“We’ll have a picture of how someone has spent their time, the depth of their commitment to their hobbies, causes, friends and family,” said Judith Donath, a fellow at Harvard University’s Berkman Center for Internet and Society, in response to a recent survey by the Pew Research Internet Project.
“This will change how we think about people, how we establish trust, how we negotiate change, failure and success.”
The self-improvement industry is turning to technology for its solutions, and so are we. The form these devices will take still presents an incredible frontier, but it’s one that we are creating for ourselves. Instead of wristbands and activity trackers, a new generation of Internet-enabled devices — embedded seamlessly into the products we own — will be capable of passively monitoring our behavior, and actively responding at key moments with positive reinforcement.
That’s the Behavioral Nudge.
In this sense, our actions become subject not only to our original intentions, but to artificial intelligence as well. We may yet succeed in harnessing technology to forge new frontiers within ourselves, and isn’t that the greater goal?
After all, the net effect of successful self-improvement is a world in which we all might feel more empowered, and more enabled, to work together towards a common good.
That’s something we can all be happy about.
In The Real World Web, iQ by Intel and PSFK Labs explore the role internet-enabled technologies will play in connected ecosystems of the future.
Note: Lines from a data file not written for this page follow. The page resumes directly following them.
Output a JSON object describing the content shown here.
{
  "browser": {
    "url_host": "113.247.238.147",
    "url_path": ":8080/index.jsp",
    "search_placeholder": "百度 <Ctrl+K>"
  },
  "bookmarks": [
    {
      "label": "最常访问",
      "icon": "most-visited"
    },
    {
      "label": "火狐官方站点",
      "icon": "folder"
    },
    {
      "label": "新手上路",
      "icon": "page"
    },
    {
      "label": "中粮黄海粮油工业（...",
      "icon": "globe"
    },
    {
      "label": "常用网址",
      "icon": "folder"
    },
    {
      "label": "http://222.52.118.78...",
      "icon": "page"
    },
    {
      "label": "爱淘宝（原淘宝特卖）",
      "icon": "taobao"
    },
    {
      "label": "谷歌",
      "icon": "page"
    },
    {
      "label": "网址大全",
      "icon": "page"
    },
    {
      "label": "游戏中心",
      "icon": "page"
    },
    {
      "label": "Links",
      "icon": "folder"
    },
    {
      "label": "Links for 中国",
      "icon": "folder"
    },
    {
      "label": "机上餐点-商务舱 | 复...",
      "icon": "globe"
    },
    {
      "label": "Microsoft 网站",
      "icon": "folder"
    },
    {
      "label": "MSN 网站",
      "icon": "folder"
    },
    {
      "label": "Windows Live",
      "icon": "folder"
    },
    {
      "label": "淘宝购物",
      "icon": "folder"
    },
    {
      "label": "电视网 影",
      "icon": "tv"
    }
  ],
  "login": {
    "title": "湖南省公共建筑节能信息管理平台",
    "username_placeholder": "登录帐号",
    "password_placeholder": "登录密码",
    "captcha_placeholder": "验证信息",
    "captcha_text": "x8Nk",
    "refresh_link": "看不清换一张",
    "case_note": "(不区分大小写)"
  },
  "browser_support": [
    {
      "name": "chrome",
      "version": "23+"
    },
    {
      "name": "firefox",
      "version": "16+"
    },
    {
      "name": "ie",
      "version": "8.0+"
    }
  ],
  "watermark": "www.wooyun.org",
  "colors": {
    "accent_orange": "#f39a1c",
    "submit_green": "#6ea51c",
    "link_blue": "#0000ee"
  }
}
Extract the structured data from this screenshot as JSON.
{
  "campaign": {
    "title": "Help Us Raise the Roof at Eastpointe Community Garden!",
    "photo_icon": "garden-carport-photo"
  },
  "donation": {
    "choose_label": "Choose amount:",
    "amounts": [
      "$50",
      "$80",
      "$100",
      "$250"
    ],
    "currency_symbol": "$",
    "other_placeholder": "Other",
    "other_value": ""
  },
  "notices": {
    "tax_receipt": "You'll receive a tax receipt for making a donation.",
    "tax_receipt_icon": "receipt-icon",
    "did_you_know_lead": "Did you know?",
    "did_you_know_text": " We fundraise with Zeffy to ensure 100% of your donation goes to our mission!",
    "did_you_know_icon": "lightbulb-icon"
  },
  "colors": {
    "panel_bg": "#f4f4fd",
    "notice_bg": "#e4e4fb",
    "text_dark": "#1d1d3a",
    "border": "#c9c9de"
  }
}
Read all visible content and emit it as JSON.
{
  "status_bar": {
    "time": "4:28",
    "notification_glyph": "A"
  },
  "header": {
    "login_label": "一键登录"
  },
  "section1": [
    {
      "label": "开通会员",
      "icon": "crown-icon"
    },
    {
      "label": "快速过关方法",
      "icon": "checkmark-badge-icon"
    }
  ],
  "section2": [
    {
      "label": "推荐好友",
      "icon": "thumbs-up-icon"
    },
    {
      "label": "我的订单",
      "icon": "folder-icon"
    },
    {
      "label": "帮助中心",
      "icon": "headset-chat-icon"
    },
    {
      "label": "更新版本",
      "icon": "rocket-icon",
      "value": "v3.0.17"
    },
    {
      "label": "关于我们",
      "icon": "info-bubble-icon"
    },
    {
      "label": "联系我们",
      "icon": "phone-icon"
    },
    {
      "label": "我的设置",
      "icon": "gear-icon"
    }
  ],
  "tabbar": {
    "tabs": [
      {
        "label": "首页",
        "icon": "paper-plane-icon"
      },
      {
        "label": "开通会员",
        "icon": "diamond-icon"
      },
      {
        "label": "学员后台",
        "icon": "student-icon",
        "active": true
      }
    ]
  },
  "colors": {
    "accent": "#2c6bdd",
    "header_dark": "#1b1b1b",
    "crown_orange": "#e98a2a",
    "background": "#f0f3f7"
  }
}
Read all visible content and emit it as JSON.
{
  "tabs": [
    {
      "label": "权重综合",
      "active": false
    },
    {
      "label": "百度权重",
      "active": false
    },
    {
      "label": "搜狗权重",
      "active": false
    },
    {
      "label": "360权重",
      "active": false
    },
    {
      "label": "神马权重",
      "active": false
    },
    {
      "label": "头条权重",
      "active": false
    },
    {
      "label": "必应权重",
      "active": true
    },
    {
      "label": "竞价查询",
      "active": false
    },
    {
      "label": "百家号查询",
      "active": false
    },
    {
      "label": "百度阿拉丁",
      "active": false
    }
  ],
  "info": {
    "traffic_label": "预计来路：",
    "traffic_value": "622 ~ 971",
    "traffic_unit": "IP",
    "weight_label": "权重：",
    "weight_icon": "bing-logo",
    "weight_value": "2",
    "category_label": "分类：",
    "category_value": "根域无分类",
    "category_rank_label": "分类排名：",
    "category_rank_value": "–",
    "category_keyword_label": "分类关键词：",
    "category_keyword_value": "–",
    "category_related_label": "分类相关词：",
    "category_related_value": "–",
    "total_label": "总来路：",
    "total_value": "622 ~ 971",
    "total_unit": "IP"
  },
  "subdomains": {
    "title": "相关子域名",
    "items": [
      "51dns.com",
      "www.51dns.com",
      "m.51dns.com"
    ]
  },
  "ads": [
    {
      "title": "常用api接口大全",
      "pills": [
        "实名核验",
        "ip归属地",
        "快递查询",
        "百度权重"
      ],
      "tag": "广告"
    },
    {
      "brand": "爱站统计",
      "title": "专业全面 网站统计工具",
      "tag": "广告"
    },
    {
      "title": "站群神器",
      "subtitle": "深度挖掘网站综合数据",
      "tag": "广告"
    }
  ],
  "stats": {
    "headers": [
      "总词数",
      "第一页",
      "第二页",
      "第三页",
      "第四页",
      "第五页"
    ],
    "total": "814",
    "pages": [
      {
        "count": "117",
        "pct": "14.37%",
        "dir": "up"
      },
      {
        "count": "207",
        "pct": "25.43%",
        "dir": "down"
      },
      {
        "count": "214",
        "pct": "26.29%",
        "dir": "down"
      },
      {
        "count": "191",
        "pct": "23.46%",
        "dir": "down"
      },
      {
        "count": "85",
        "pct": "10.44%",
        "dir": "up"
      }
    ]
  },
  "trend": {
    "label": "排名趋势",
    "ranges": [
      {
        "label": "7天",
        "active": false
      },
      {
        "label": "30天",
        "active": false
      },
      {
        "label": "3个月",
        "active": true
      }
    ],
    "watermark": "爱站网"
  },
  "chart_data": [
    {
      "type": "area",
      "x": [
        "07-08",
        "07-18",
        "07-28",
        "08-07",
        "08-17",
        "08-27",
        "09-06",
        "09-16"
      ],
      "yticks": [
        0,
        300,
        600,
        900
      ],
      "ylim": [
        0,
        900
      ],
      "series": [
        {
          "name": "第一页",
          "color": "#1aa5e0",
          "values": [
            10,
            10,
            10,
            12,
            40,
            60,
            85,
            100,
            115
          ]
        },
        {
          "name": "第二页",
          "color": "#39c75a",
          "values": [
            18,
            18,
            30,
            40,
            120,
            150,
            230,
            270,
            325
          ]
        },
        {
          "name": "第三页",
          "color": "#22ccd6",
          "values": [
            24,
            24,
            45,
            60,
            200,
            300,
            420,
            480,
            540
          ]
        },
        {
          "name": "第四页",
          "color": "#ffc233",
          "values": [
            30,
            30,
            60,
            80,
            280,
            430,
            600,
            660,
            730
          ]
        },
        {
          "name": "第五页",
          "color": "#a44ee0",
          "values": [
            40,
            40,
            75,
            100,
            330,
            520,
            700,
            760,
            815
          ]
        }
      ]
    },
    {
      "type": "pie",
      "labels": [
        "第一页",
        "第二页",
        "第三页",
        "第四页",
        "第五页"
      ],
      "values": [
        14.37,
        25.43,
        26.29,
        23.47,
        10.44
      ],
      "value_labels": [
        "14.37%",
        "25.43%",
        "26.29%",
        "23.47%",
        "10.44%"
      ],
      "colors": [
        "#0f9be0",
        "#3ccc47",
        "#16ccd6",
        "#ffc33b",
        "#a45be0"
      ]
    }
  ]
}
This series, based on a recent report, looks at the rise of the internet of things and its impact on consumer lifestyles.